and that this made her feel welcomed there.”

Eventually, Eley began distributing copies on the Internet. However, he had

always envisioned a book, convinced the essay deserved a wider audience.

Tribe, with its elegantly simple content and nearly mystical tone,

is serving as an inspirational text for the gay community.

It is like an invisible groundswell. The Reverend Dr. Rembert Truluck, noted

author, Biblical scholar and MCC Pastor, has distributed fifty copies to

friends Dr. Truluck commented “Tribe helped me to deal with my own

loneliness and isolation during a time of wilderness wandering. Many friends

who needed encouragement and inspiration have found the book to be of great

help.” It has been used as a text in Christian ethics, and a closeted Episcopal

priest ordered thirty copies for friends. And it is used as the text for

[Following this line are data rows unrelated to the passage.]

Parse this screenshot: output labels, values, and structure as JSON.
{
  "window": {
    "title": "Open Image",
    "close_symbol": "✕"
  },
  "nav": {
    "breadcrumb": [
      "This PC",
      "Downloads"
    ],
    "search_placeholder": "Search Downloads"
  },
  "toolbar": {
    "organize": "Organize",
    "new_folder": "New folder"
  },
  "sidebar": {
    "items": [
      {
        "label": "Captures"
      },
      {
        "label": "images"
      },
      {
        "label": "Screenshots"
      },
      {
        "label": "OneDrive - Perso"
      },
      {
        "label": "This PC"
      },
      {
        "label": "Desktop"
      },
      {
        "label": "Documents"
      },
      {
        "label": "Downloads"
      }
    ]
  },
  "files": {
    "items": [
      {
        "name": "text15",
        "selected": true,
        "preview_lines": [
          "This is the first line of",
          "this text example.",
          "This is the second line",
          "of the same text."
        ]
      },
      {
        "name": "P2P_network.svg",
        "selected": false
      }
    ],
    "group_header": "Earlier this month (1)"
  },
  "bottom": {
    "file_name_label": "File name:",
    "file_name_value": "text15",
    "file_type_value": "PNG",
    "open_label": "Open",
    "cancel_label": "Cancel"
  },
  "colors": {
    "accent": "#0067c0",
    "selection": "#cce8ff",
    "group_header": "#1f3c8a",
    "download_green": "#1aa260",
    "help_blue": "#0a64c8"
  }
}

the course in Gay Spirituality which Ritley leads at Pomona College.

Ritley is humble when speaking about herself. She understates, “I’ve had

a spiritually adventurous life.” She was raised in an ethnic community in

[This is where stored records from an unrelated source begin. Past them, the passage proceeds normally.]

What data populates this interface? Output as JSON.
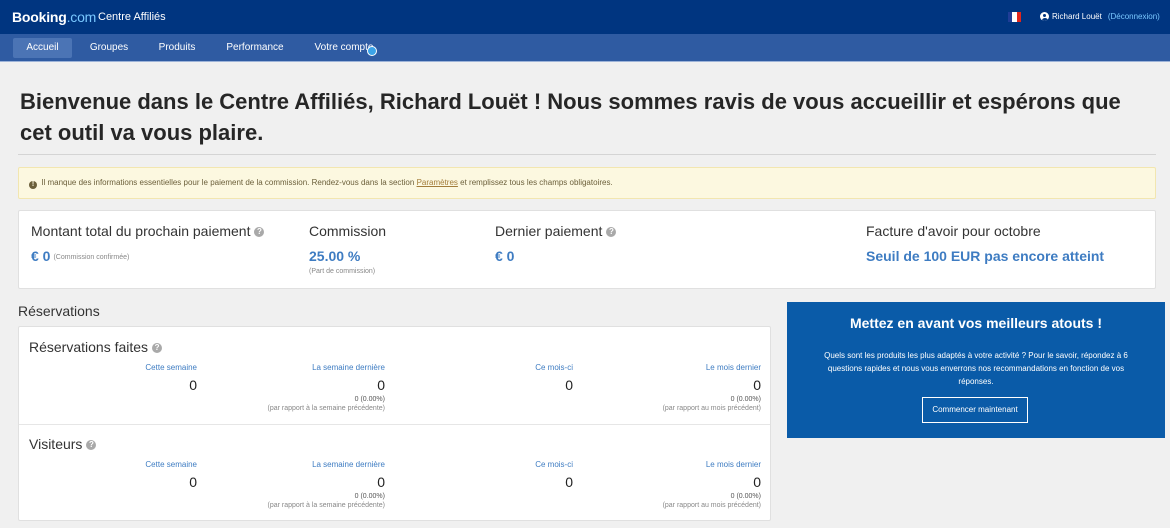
{
  "header": {
    "logo_main": "Booking",
    "logo_suffix": ".com",
    "app_title": "Centre Affiliés",
    "user_name": "Richard Louët",
    "logout_label": "(Déconnexion)",
    "language_flag": "fr-flag-icon",
    "user_icon": "user-circle-icon"
  },
  "nav": {
    "items": [
      "Accueil",
      "Groupes",
      "Produits",
      "Performance",
      "Votre compte"
    ],
    "active": "Accueil"
  },
  "welcome": {
    "title": "Bienvenue dans le Centre Affiliés, Richard Louët ! Nous sommes ravis de vous accueillir et espérons que cet outil va vous plaire."
  },
  "alert": {
    "icon": "exclamation-icon",
    "text_before": "Il manque des informations essentielles pour le paiement de la commission. Rendez-vous dans la section",
    "link_label": "Paramètres",
    "text_after": "et remplissez tous les champs obligatoires."
  },
  "summary": {
    "next_payment_label": "Montant total du prochain paiement",
    "next_payment_value": "€ 0",
    "next_payment_note": "(Commission confirmée)",
    "commission_label": "Commission",
    "commission_value": "25.00 %",
    "commission_sub": "(Part de commission)",
    "last_payment_label": "Dernier paiement",
    "last_payment_value": "€ 0",
    "invoice_label": "Facture d'avoir pour octobre",
    "invoice_value": "Seuil de 100 EUR pas encore atteint"
  },
  "reservations_section": {
    "title": "Réservations",
    "columns": [
      "Cette semaine",
      "La semaine dernière",
      "Ce mois-ci",
      "Le mois dernier"
    ],
    "bookings": {
      "title": "Réservations faites",
      "values": [
        "0",
        "0",
        "0",
        "0"
      ],
      "last_week_delta": "0 (0.00%)",
      "last_week_cmp": "(par rapport à la semaine précédente)",
      "last_month_delta": "0 (0.00%)",
      "last_month_cmp": "(par rapport au mois précédent)"
    },
    "visitors": {
      "title": "Visiteurs",
      "values": [
        "0",
        "0",
        "0",
        "0"
      ],
      "last_week_delta": "0 (0.00%)",
      "last_week_cmp": "(par rapport à la semaine précédente)",
      "last_month_delta": "0 (0.00%)",
      "last_month_cmp": "(par rapport au mois précédent)"
    }
  },
  "promo": {
    "title": "Mettez en avant vos meilleurs atouts !",
    "text": "Quels sont les produits les plus adaptés à votre activité ? Pour le savoir, répondez à 6 questions rapides et nous vous enverrons nos recommandations en fonction de vos réponses.",
    "button_label": "Commencer maintenant"
  },
  "colors": {
    "header_bg": "#003580",
    "nav_bg": "#2f5ba2",
    "accent": "#3e7cc2",
    "promo_bg": "#0a5ba8"
  }
}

Cleveland and spent more than a decade as a teacher, writer and spiritual

director in a liberal Islamic religious tradition. Later she worshipped with

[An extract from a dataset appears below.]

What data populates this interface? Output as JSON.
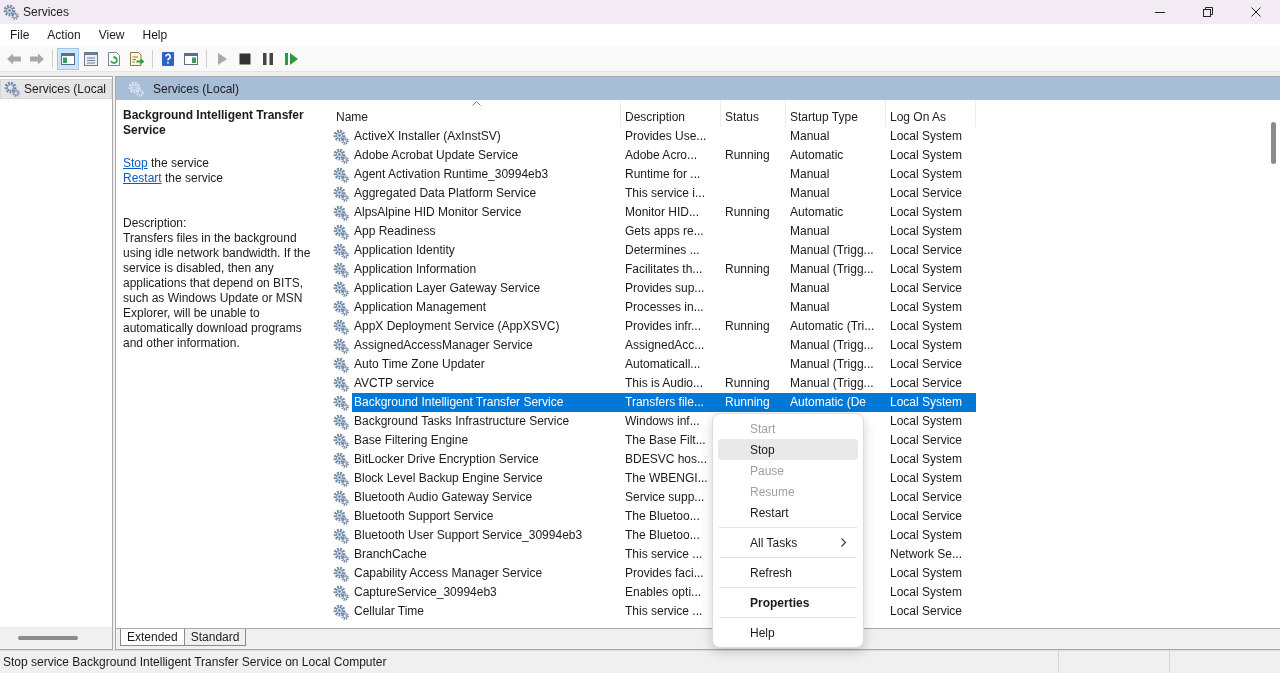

the Quakers and eventually found her way to the Episcopal priesthood. She

currently serves as a priest at St. Gregory of Nyssa Episcopal Church in

San Francisco, simultaneously pursuing further theological education at nearby

Graduate Theological Union.

In addition to Tribe, Ritley has written an autobiographical

chapter in Amazing Grace: Stories of Lesbian and Gay Faith (eds. Malcolm

Boyd and Nancy Wilson).

While Tribe stresses coming out as spiritually significant

conversion, it also takes up the concern for community and communal memory,

as the subtitle states. Ritley picks up on a theme promoted by Yale Professor

John Boswell, who died of AIDS in late 1994. The gay community does not have

a communal memory of a past; it must begin constructing one immediately.

Ritley writes, “we may be born into the tribe, but we are not raised in it

. . . . We must tell the stories, weave the legends, paint the icons of another

family of saints whose lives will give us light . . . . This is the . . .

essential ministry of gay-to-gay, the only way in which, some day, we will

be able to make God’s gay children free.”

Jim Papp reiterates Ritley’s argument with his own analogy, “Ritley seems

to say that a chosen tribe of God justifies itself by proving they are chosen

by creating their own history. Just as in the Jewish tradition the stories

[of Passover] are part of the whole rite, as are the asking of questions — ‘Why

do we celebrate this?’ — we, too, must create our own stories about our own

heroes, saints, and martyrs.”

Tribe is also a book with tears. Tears of anguish, tears of recognition,

tears of relief, and tears of joy. The book begins with a quote from Judy

Grahn’s Another Mother Tongue: “The day I saw a poster declaring the

existence of an organization of Gay American Indians, I put my face into

my hands and sobbed with relief. . . . Gay is a universal quality . . . like

predicting the weather.” But, Tribe ends with tears as well. The last

section of the book harkens back to Ritley’s days in Islam as she weaves

in allegorical language the story of Hashad the Fool.

Hashad joins a Caravan which is crossing the sands. He awakens one night

to discover a fire in the inn where the Caravan is staying. He rushes in

and out of the fire and finds the Master of the Caravan, who weeps with pain

for the members of his caravan who are unaccounted for. But Hashad knows

where they are, and leads the Master to them, passing again through the fire.

Ritley writes, “For it is this, you see, that Hashad the Fool was born for:

to place his hand in the hand of God, and to pass and repass and repass through

the fire, until the fire has lost its power to burn, and until he has learned

to dance in the fire — to dry the tears of God. . . . “We [gay men and women]

are all this Hashad . . . who begins the journey of his life without the

slightest recognition of where he is bound.”

Ritley declares that we did not chose the fire, but it is the only way through

to our freedom and the freedom of others still trapped inside. She concludes,

“We are God’s fools, God’s gay people, called to bear God company on this

impossible journey . . . God help us all.”